By Rhiannon Hoyle
Miners are considering new ways to make the dirt they dig up green.
Across the U.S. border in Quebec, a research facility will fine-tune a technology that its owners -- Alcoa Corp. and Rio Tinto PLC -- believe could turn aluminum smelters carbon-free for the first time. Another initiative under way in Sweden could see hydrogen replace coking coal in manufacturing steel.
Miners have long seen investing in technology as a way to bring costs down and protect profits during swings in the global economy. But a new force for change has recently emerged: customers such as Apple Inc. and Audi AG that see a marketing advantage in ensuring their products are cleaner and greener than before.
Nestlé SA's coffee brand Nespresso, for example, wants to source all the aluminum for its capsules from sustainably managed operations by 2020, which includes strict limits on greenhouse-gas emissions. Audi introduced sustainability ratings for suppliers a year ago and said that was becoming just as important in determining its purchases as cost and quality.

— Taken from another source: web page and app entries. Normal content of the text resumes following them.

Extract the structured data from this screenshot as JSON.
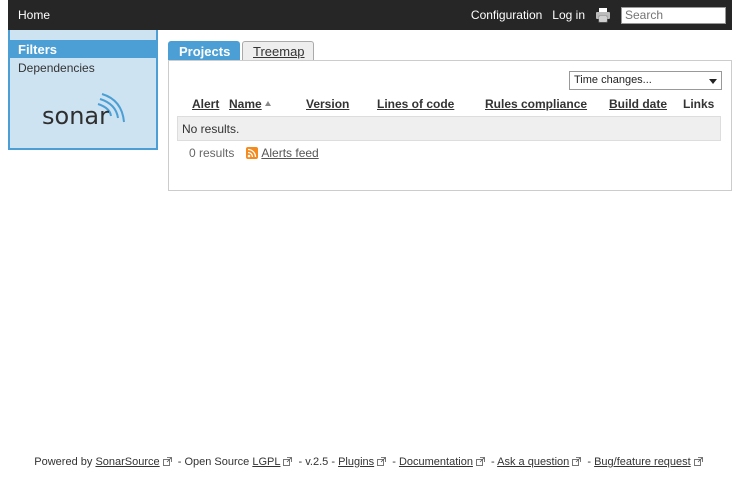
{
  "topbar": {
    "home": "Home",
    "configuration": "Configuration",
    "login": "Log in",
    "search_placeholder": "Search"
  },
  "sidebar": {
    "selected": "Filters",
    "items": [
      {
        "label": "Dependencies"
      }
    ],
    "logo_text": "sonar"
  },
  "tabs": [
    {
      "label": "Projects",
      "active": true
    },
    {
      "label": "Treemap",
      "active": false
    }
  ],
  "panel": {
    "time_select": "Time changes...",
    "columns": [
      "Alert",
      "Name",
      "Version",
      "Lines of code",
      "Rules compliance",
      "Build date",
      "Links"
    ],
    "empty_message": "No results.",
    "results_count": "0 results",
    "alerts_feed": "Alerts feed"
  },
  "footer": {
    "powered_by": "Powered by",
    "sonarsource": "SonarSource",
    "open_source": "- Open Source",
    "lgpl": "LGPL",
    "version": "- v.2.5 -",
    "plugins": "Plugins",
    "sep1": "-",
    "documentation": "Documentation",
    "sep2": "-",
    "ask": "Ask a question",
    "sep3": "-",
    "bug": "Bug/feature request"
  },
  "colors": {
    "topbar_bg": "#262626",
    "accent": "#4b9fd5",
    "sidebar_bg": "#cde3f1",
    "rss": "#f58a1f"
  },
  "icons": {
    "print": "printer-icon",
    "rss": "rss-icon",
    "external": "external-link-icon"
  }
}
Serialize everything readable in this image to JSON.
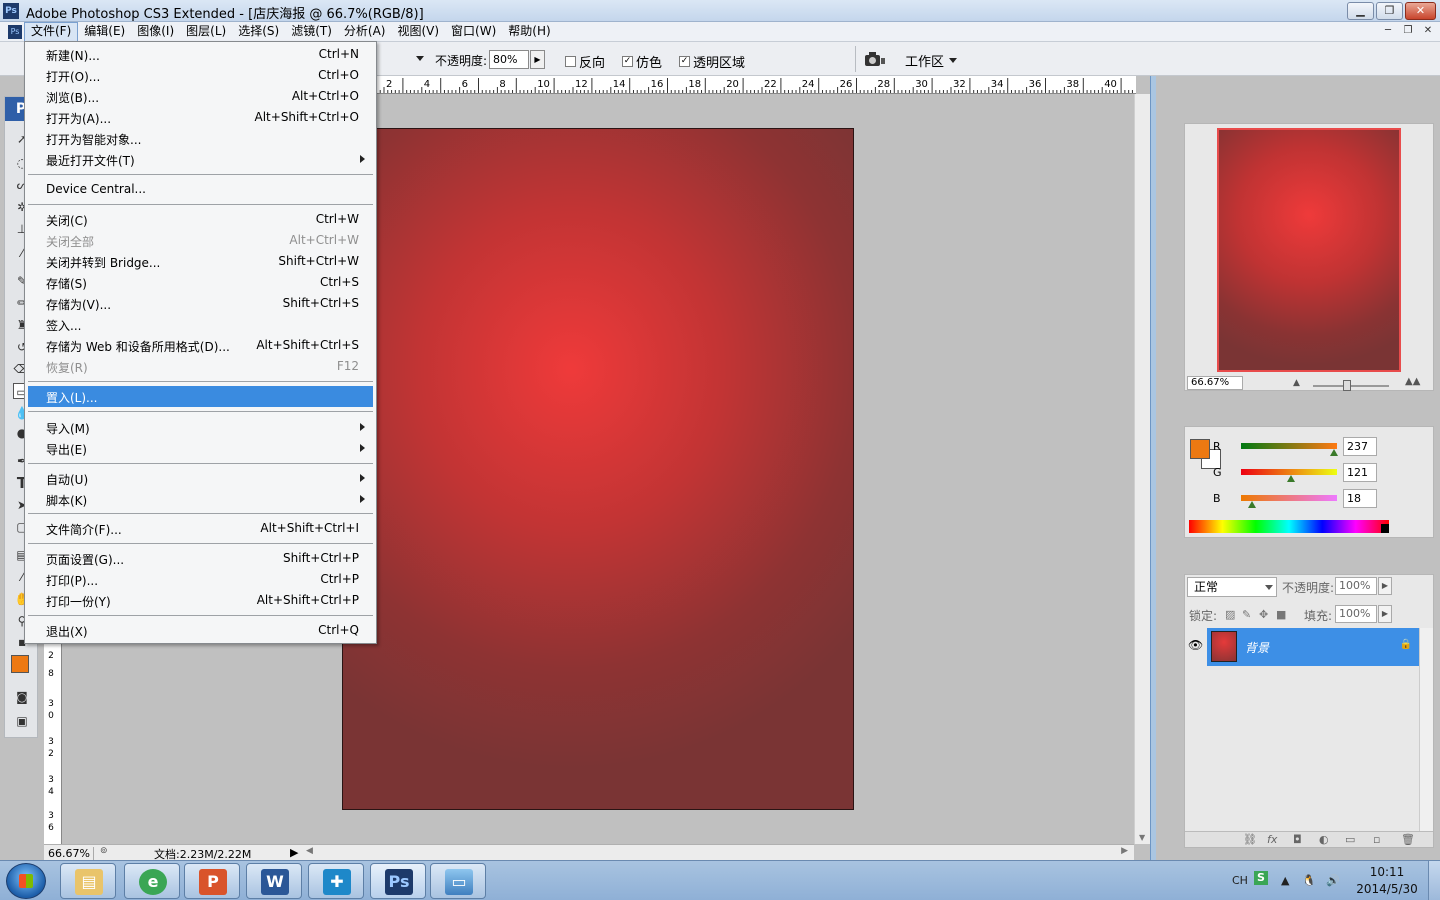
{
  "window": {
    "title": "Adobe Photoshop CS3 Extended - [店庆海报 @ 66.7%(RGB/8)]",
    "controls": [
      "minimize",
      "restore",
      "close"
    ]
  },
  "menubar": {
    "items": [
      "文件(F)",
      "编辑(E)",
      "图像(I)",
      "图层(L)",
      "选择(S)",
      "滤镜(T)",
      "分析(A)",
      "视图(V)",
      "窗口(W)",
      "帮助(H)"
    ],
    "active": "文件(F)"
  },
  "options": {
    "opacity_label": "不透明度:",
    "opacity_value": "80%",
    "reverse_label": "反向",
    "reverse_checked": false,
    "dither_label": "仿色",
    "dither_checked": true,
    "transparency_label": "透明区域",
    "transparency_checked": true,
    "workspace_label": "工作区"
  },
  "file_menu": {
    "items": [
      {
        "label": "新建(N)...",
        "shortcut": "Ctrl+N"
      },
      {
        "label": "打开(O)...",
        "shortcut": "Ctrl+O"
      },
      {
        "label": "浏览(B)...",
        "shortcut": "Alt+Ctrl+O"
      },
      {
        "label": "打开为(A)...",
        "shortcut": "Alt+Shift+Ctrl+O"
      },
      {
        "label": "打开为智能对象...",
        "shortcut": ""
      },
      {
        "label": "最近打开文件(T)",
        "shortcut": "",
        "submenu": true
      },
      {
        "label": "Device Central...",
        "shortcut": ""
      },
      {
        "label": "关闭(C)",
        "shortcut": "Ctrl+W"
      },
      {
        "label": "关闭全部",
        "shortcut": "Alt+Ctrl+W",
        "disabled": true
      },
      {
        "label": "关闭并转到 Bridge...",
        "shortcut": "Shift+Ctrl+W"
      },
      {
        "label": "存储(S)",
        "shortcut": "Ctrl+S"
      },
      {
        "label": "存储为(V)...",
        "shortcut": "Shift+Ctrl+S"
      },
      {
        "label": "签入...",
        "shortcut": ""
      },
      {
        "label": "存储为 Web 和设备所用格式(D)...",
        "shortcut": "Alt+Shift+Ctrl+S"
      },
      {
        "label": "恢复(R)",
        "shortcut": "F12",
        "disabled": true
      },
      {
        "label": "置入(L)...",
        "shortcut": "",
        "highlighted": true
      },
      {
        "label": "导入(M)",
        "shortcut": "",
        "submenu": true
      },
      {
        "label": "导出(E)",
        "shortcut": "",
        "submenu": true
      },
      {
        "label": "自动(U)",
        "shortcut": "",
        "submenu": true
      },
      {
        "label": "脚本(K)",
        "shortcut": "",
        "submenu": true
      },
      {
        "label": "文件简介(F)...",
        "shortcut": "Alt+Shift+Ctrl+I"
      },
      {
        "label": "页面设置(G)...",
        "shortcut": "Shift+Ctrl+P"
      },
      {
        "label": "打印(P)...",
        "shortcut": "Ctrl+P"
      },
      {
        "label": "打印一份(Y)",
        "shortcut": "Alt+Shift+Ctrl+P"
      },
      {
        "label": "退出(X)",
        "shortcut": "Ctrl+Q"
      }
    ]
  },
  "ruler": {
    "top_ticks": [
      "2",
      "4",
      "6",
      "8",
      "10",
      "12",
      "14",
      "16",
      "18",
      "20",
      "22",
      "24",
      "26",
      "28",
      "30",
      "32",
      "34",
      "36",
      "38",
      "40"
    ],
    "left_ticks": [
      "2",
      "8",
      "3",
      "0",
      "3",
      "2",
      "3",
      "4",
      "3",
      "6"
    ]
  },
  "status": {
    "zoom": "66.67%",
    "doc_info": "文档:2.23M/2.22M"
  },
  "navigator": {
    "zoom": "66.67%"
  },
  "color_panel": {
    "foreground_color": "#ed7912",
    "background_color": "#ffffff",
    "channels": [
      {
        "label": "R",
        "value": "237"
      },
      {
        "label": "G",
        "value": "121"
      },
      {
        "label": "B",
        "value": "18"
      }
    ]
  },
  "layers_panel": {
    "blend_mode": "正常",
    "opacity_label": "不透明度:",
    "opacity_value": "100%",
    "lock_label": "锁定:",
    "fill_label": "填充:",
    "fill_value": "100%",
    "layers": [
      {
        "name": "背景",
        "visible": true,
        "locked": true
      }
    ]
  },
  "taskbar": {
    "apps": [
      "explorer",
      "browser",
      "powerpoint",
      "word",
      "store",
      "photoshop",
      "photo-viewer"
    ],
    "photoshop_label": "Ps",
    "tray_lang": "CH",
    "time": "10:11",
    "date": "2014/5/30"
  }
}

"You want your green iPhone, not your brown iPhone," said John O'Brien, a clean-technology specialist at Deloitte in Australia.
Alcoa had spent nearly a decade at a site near Pittsburgh testing technology that would release oxygen instead of carbon dioxide during the smelting process when it was approached by Apple. Cupertino, Calif.-based Apple liked the technology's potential but worried how long it would take to become commercially viable.
"An iMac has more than half a pound of aluminum in it, so they are really interested in supporting advancement of technologies that allow them to reduce the footprint of their product," said Vincent Christ, chief executive of the Rio Tinto and Alcoa joint venture, called Elysis.
Sarah Chandler, Apple's senior director of operations and environmental initiatives, said, "We wholeheartedly reject the notion that you can't protect the environment while protecting your bottom line."
For Rio Tinto and Alcoa, it wasn't just about satisfying a big customer. Innovations like electric vehicles and batteries to power homes are deepening markets for a basket of long-ignored commodities such as cobalt. As a result, global mining companies want to shore up demand for the metals and minerals that have long generated the bulk of their profits.
Manufacturing iron, steel and aluminum can be heavily polluting. Together, these sectors account for a combined 30% of direct industrial carbon-dioxide emissions, according to the International Energy Agency.
Producers want to ensure their metals don't get substituted for cleaner alternatives or become exposed to carbon taxes. In the U.S., a group of veteran conservative political leaders recently established a political-action committee to amplify calls for a levy on emissions.
Mr. Christ said low- or no-carbon metal likely can be sold at premium prices, while the technology has the potential to lower costs and lift production each by 15%. The venture aims to begin selling the technology in roughly five years.
Consumer-goods companies concede they were caught off guard by the strength of feeling among their customers about which commodities they use, and in what amounts.
Nespresso had focused on promoting how it sources its coffee when it realized customers were fixated on the packaging, said Daniel Weston, who leads the unit's legal and corporate-affairs team. He also is the chair of the Aluminium Stewardship Initiative, an organization that has been set up to certify aluminum that meets certain environmental, social and governance standards. In April, Rio Tinto became the first company to be certified.
Critics say the mining industry has been slow to embrace change. Rio Tinto and Alcoa's Elysis technology, if commercialized, will be the first significant shift in the way aluminum is made in more than a century.
In the Swedish city of Luleå, steelmaker SSAB AB, iron-ore miner Luossavaara-Kiirunavaara AB and power-generator Vattenfall AB are jointly building a pilot steel factory that will use hydrogen in place of coking coal. They expect the facility to start testing their Hybrit technology in 2020, with a goal of producing fossil-free steel by 2035, SSAB said.
Sweden wants to become a net-zero emissions country in 2045, "so that makes the need for developing a breakthrough technology even more relevant," said SSAB Chief Technology Officer Martin Pei.
Other technologies on trial globally include a system in China that pares steelmaking emissions while turning waste into a sellable material used to make cement.
Australia's Commonwealth Scientific and Industrial Research Organisation, or CSIRO, has spent a decade developing a supersonic nozzle to make magnesium metal with 70% fewer carbon-dioxide-equivalent emissions. It is racing to adapt it for lithium, an in-demand commodity used in electric vehicles.
While the developers of the Elysis and Hybrit technologies hope to revolutionize the steel and aluminum industries, CSIRO mineral-resources director Jonathan Law said researchers have largely focused on technologies that can "bolt on and have a big impact quickly."
(END) Dow Jones Newswires
July 16, 2018 05:44 ET (09:44 GMT)
Copyright (c) 2018 Dow Jones & Company, Inc.